Here we are nearing the end of May. I've got newly hatched chicks, hens sitting on eggs, hens are laying about 12 eggs a day, baby rabbits being born...and a garden to plant. I've been letting the chickens out trying to coerce them into tilling up my raised garden beds for me. But they also tilled up my planters and the driveway and whatever else they can dig up. I wanted to get my planters by the doorstep done so I seeded them and covered them with bird netting. Hopefully I can remove it without any interference once the plants get bigger.
The chickens did do a decent job of tilling the garden beds for me. But I quickly realized that before I could plant, I'd need to put up a fence. Not only would they be in it, so was the cat and the dog. I bought some 1x3 8' strapping and had the guys cut them in half for me. When I got them home my husband cut points on one end of each board (except for two), so I could drive them in the ground. I decided to fence them both in together so I'd only have one gate to build and use less fencing. After I had them all in the ground I just took a roll of chicken wire and wrapped it the whole way around, stapling it as I went. I bought four corner braces and screwed together a couple boards to make the frame for my gate, attached to the last post with small hinges. And I used a hook and eye for a latch. Done. And it didn't take me veryingn at all and was relatively inexpensive. (Less than $40)
This year I rotated my crops. Planting the pumpkins where I usually do the tomatoes, and vice versa. I cut back a little bit, hoping I'd have more luck with crops if I had less to focus on. Last year I grew about 3 cucumbers. Which was probably plenty for me, but not worth the space they took up. Also, I decided on just two varieties of pumpkins this year instead of trying 4. I chose to forgo the jack-o-lantern pumpkins and the Dill's Atlantic Giant. I've only planted white and blue this year. My friend is planting regular pumpkins and we've decided on a trade when the time comes for harvesting. I also chose not to do peppers or corn this year. Never had much luck with either, so why waste my time? I did however plant both black and cherry tomatoes this year, along with spinach, borage, carrots, and I bought some green onion and garlic bulbs to try my hand at.
I also scaled back on flower seeds. No need to waste my time and money on things I can't get to grow. I actually bought an echinacea plant yesterday, because I've tried for years to get them to grow.

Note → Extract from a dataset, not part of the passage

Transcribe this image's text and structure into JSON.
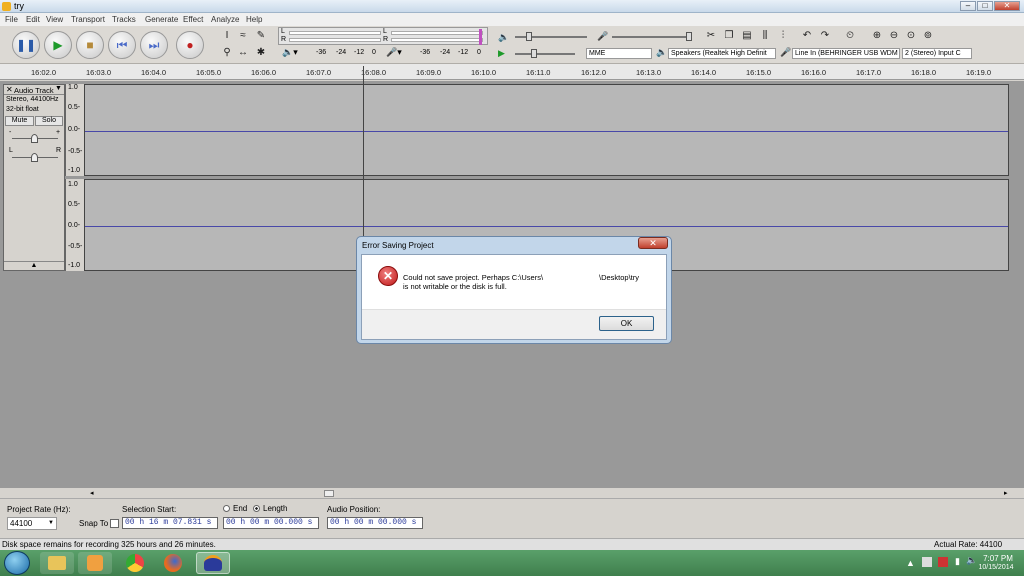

I must mention that I did not start any of these plants in the house. I direct seeded everything this year. With all the extra animals and working on different projects I just don't have the time or space to plant inside and then try to acclimatize them outside before planting. I think a small greenhouse is in my future plans.
Oh, and you should see the blossoms on my apple tree this year! Hoping to actually get some apples!
We've had a lot of snow lately. Still calling for more. It's very cold, the chickens are hardly laying and all the poop is frozen. The first day that it hits above 0 degrees, I have to get out there and start scraping. I normally put everything in the green bin and haul it out to the road. I can't get the green bin anywhere near the buildings out back. I'm thinking about getting an old wheelbarrow tray and filling it up and just dragging it on top of the snow and dumping it into my gardens. Chicken manure is great. I wish that I could get the chickens in the garden to till it all in for me, but, too much snow. Rabbit manure is also excellent for gardens. It's what they call a "cold" manure". It doesn't need to dry out like cow manure.
Next step, getting the tray. I know there's one at work, now hopefully I can get it cheap. Now if only I could learn the dog to pull the full tray, that would be great.
Update: I tried the wheelbarrow tray thing and it was a pain in the ass. I finally bought a Muck Bucket. I just fill it up and carry it out the the green bin. I love it. Got it at Home Hardware